" Every document has a unique 'URL' (Universal Resource Locator) that identifies its physical location in the Internet's infrastructure." (D.I. 46 at ¶ 10 n.1) When a user requests a website, " the user's Safari browser starts by sending a GET request to the server which hosts the publisher's webpage," to retrieve the data for display on the user's monitor. ( Id. at ¶ 85) Many websites will leave part of their webpage blank for third-party companies to insert advertisements. Upon receiving a GET request from a user seeking to display a particular webpage, the server for that webpage will respond to the browser, instructing the browser to send a GET request to the third-party company charged with serving the advertisements for that particular webpage. The third party receives the GET request and a copy of the user's request to the first-party website and responds by sending the advertisement to the user's browser which displays it on the user's device. ( Id. at ¶ 41)
Defendants used coding in advertisements to circumvent Apple's Safari browser's default blocker and deceive the IE browser into accepting third-party cookies. (D.I. 46 at ¶ ¶ 68-190) Google stopped only when caught and began removing the illicit cookies. ( Id. at ¶ 119) If users are logged-in to a Google account, Google is then able " to synchronize the ads with the particular user's personalized information," allowing for targeted advertising. ( Id. at ¶ 89) This information includes the information provided by the user, defined by Google to include " information which you provide to us which personally identifies you, such as your name, email address or billing information, or other data which can be reasonably linked to such information by Google," as well as address information and browsing history information. ( Id. at ¶ 98) One of the third-party cookies set by defendants assigned a unique ID to the user's computing device which allowed defendants to associate future information received to the unique ID. ( Id. at ¶ ¶ 78, 95, 150, 153-54)

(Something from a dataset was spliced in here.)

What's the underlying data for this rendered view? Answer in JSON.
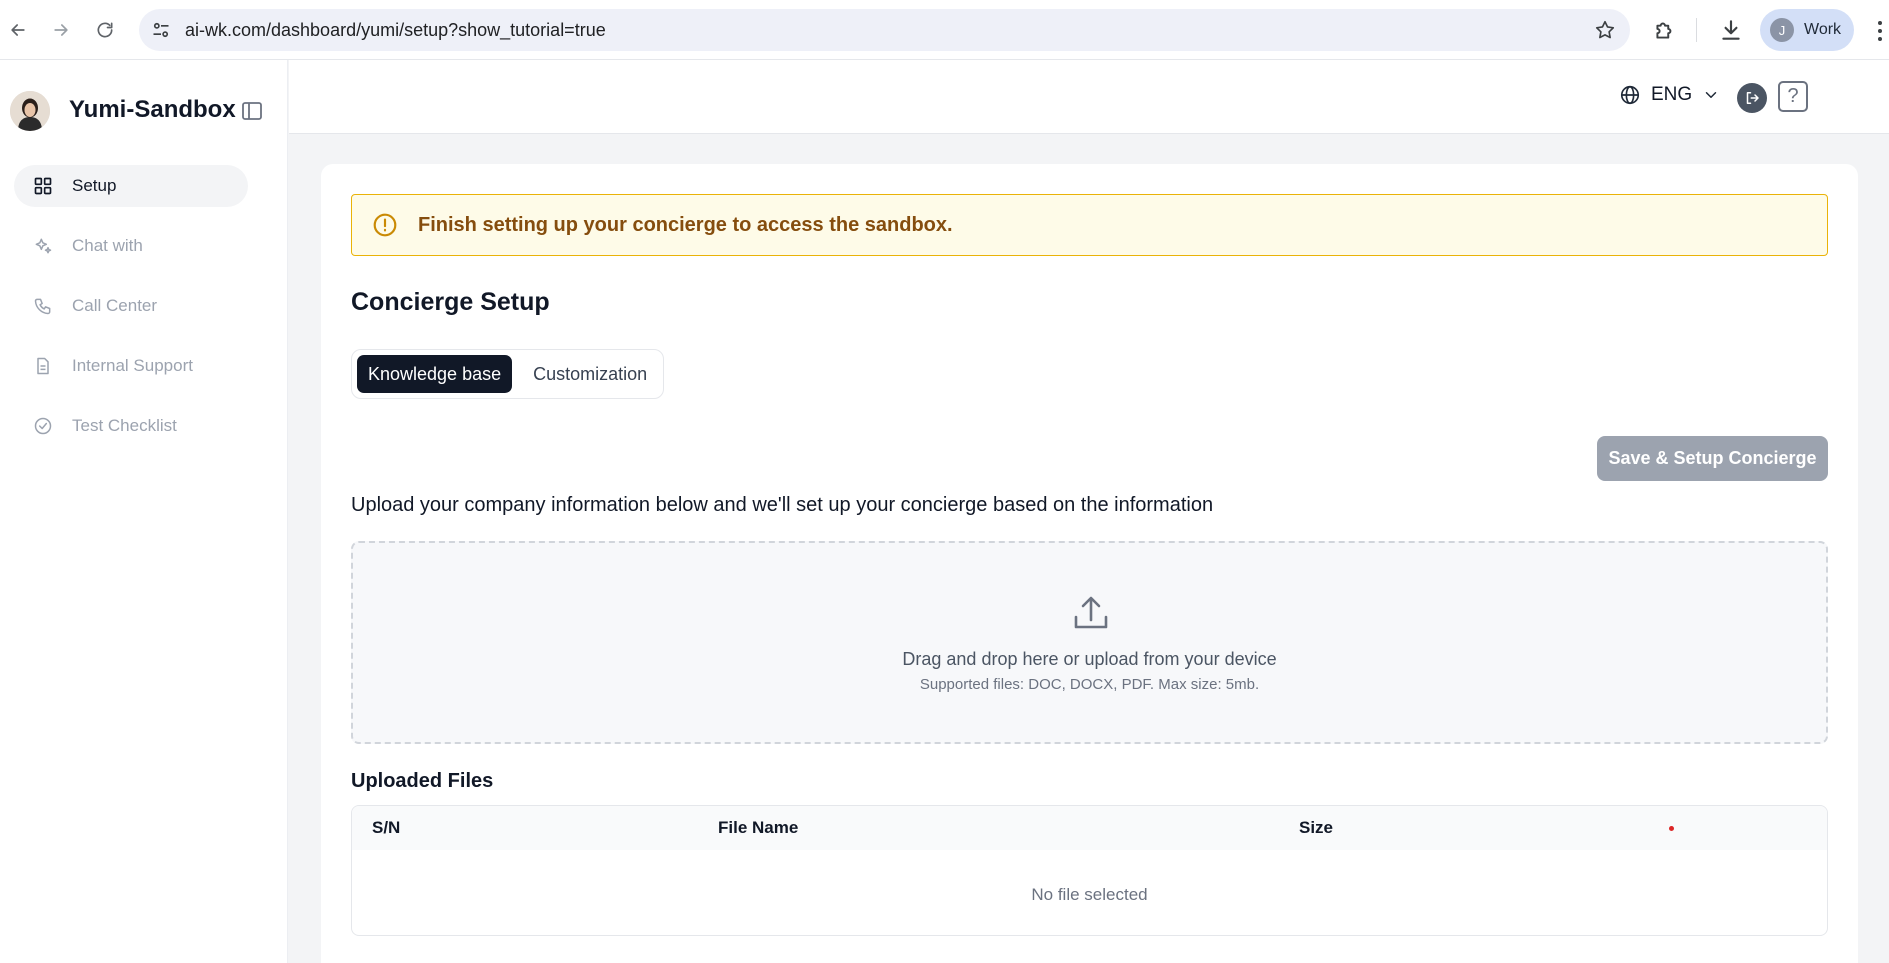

III. ARTICLE III STANDING
Article III standing requires: " (1) an injury-in-fact . . . ; (2) a causal connection between the injury and the conduct complained of; and (3) that it must be likely, as opposed to merely speculative, that the injury will be redressed by a favorable decision." Winer Family Trust v. Queen,503 F.3d 319, 325 (3d Cir. 2007). To have standing, " the 'injury in fact' test requires more than an injury to a cognizable interest. It requires that the party seeking review be himself among the injured." Lujan v. Defenders of Wildlife, 504 U.S. 555, 561, 112 S.Ct. 2130, 119 L.Ed.2d 351 (1992) (quoting Sierra ...